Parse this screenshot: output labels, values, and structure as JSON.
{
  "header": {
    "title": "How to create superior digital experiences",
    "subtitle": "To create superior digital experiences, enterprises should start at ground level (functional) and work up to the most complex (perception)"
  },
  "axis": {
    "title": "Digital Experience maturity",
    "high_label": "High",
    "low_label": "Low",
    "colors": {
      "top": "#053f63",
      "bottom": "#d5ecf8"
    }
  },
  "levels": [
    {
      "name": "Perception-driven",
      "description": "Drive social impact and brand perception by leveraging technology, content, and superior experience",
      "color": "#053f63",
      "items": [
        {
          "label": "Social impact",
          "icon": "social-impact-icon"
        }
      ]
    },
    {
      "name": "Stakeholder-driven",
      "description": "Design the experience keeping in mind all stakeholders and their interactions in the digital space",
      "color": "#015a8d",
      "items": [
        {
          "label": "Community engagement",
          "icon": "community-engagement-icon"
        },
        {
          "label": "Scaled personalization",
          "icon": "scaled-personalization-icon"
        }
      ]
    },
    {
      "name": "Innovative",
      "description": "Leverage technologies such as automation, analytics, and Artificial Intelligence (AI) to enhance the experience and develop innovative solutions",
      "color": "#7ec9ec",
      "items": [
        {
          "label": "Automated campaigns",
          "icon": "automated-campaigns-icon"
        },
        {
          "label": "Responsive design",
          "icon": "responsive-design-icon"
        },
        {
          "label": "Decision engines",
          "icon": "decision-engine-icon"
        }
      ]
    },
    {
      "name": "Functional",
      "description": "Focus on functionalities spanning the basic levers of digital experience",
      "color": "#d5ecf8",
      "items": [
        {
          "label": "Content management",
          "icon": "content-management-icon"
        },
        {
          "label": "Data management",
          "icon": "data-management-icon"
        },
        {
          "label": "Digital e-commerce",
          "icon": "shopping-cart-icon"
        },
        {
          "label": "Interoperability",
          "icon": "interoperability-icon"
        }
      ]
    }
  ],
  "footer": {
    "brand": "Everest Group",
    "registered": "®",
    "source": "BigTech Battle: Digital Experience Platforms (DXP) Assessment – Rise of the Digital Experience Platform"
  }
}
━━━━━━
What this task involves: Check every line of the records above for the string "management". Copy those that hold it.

Completed exercise:
          "label": "Content management",
          "icon": "content-management-icon"
          "label": "Data management",
          "icon": "data-management-icon"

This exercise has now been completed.